___ Source information ___
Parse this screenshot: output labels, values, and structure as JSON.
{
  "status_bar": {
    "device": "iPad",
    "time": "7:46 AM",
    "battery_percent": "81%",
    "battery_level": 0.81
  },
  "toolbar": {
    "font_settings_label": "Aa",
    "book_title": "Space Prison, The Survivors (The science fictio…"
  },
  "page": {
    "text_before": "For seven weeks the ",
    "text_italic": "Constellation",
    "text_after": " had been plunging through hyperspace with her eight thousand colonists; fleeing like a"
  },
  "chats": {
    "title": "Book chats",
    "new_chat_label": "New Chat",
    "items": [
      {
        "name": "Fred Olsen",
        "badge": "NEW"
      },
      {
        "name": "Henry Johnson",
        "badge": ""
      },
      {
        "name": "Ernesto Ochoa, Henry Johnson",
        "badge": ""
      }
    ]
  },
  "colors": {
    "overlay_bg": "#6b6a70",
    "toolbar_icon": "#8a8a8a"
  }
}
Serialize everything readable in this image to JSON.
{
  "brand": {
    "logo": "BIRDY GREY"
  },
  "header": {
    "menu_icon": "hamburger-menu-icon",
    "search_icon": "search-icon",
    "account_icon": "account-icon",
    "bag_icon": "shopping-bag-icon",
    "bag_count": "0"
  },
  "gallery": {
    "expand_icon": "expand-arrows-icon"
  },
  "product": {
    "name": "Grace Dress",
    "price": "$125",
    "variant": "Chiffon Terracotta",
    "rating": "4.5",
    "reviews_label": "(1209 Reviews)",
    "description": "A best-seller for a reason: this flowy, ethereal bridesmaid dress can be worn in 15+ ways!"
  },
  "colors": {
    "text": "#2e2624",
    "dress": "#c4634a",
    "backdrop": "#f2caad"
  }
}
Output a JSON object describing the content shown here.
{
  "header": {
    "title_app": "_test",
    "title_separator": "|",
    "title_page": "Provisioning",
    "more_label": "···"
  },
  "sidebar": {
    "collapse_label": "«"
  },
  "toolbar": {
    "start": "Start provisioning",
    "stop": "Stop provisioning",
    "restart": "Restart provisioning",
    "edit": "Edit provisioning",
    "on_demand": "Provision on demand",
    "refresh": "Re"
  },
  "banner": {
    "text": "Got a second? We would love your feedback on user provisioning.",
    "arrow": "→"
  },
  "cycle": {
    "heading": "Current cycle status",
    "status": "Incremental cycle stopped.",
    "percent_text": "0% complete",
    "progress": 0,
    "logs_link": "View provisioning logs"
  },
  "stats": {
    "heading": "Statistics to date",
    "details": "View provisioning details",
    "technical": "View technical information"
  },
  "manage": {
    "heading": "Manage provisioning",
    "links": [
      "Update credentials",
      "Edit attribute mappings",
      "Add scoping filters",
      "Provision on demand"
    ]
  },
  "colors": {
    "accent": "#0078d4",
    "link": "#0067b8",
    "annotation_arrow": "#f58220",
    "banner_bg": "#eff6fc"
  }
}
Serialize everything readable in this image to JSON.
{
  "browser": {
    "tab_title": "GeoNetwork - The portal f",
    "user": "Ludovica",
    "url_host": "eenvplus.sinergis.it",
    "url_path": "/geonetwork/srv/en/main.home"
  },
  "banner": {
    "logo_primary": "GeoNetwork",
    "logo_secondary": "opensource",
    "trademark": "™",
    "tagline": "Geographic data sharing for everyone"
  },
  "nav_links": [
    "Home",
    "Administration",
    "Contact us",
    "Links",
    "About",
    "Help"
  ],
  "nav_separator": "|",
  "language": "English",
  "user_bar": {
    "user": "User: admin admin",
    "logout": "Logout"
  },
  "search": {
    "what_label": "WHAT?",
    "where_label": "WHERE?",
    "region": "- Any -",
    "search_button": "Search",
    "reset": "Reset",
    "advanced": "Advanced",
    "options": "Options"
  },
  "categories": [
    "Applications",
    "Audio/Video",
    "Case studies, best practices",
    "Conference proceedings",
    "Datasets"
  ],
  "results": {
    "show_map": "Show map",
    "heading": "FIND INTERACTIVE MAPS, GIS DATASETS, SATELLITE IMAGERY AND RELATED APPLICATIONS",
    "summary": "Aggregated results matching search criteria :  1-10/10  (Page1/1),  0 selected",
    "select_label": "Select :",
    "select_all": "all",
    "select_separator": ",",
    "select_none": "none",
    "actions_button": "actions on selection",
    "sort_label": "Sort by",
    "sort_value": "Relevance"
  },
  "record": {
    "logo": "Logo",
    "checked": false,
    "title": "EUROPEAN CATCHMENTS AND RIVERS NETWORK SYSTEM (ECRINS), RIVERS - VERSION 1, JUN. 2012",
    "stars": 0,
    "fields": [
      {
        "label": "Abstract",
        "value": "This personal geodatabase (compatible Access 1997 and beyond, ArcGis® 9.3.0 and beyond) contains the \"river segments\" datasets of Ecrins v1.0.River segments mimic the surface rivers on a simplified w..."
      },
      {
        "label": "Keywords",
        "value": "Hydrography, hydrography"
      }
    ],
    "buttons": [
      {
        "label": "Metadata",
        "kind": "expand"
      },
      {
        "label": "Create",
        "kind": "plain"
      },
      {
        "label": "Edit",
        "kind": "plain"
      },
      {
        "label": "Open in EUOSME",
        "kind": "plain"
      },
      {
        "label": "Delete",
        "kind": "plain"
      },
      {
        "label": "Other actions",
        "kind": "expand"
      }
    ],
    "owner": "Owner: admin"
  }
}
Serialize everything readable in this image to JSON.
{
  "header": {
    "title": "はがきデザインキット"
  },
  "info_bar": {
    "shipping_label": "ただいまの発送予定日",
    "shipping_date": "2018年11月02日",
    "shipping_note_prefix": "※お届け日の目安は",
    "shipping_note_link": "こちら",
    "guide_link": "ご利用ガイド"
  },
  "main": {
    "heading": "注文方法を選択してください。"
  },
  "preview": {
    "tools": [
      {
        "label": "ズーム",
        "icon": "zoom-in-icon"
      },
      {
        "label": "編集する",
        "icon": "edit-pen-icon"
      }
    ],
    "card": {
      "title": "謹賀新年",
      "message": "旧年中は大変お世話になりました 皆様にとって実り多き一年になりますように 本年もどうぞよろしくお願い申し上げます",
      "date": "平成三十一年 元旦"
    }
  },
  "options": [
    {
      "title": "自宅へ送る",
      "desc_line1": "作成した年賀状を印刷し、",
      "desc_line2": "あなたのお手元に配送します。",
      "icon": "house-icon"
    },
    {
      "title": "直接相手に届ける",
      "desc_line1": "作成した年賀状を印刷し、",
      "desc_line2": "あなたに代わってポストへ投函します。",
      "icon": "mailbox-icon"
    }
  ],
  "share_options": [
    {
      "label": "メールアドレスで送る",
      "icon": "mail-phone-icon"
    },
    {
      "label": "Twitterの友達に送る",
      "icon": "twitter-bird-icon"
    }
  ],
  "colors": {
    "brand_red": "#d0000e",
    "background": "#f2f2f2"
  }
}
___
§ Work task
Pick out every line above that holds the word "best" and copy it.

§ Task response
    "description": "A best-seller for a reason: this flowy, ethereal bridesmaid dress can be worn in 15+ ways!"
    "Case studies, best practices",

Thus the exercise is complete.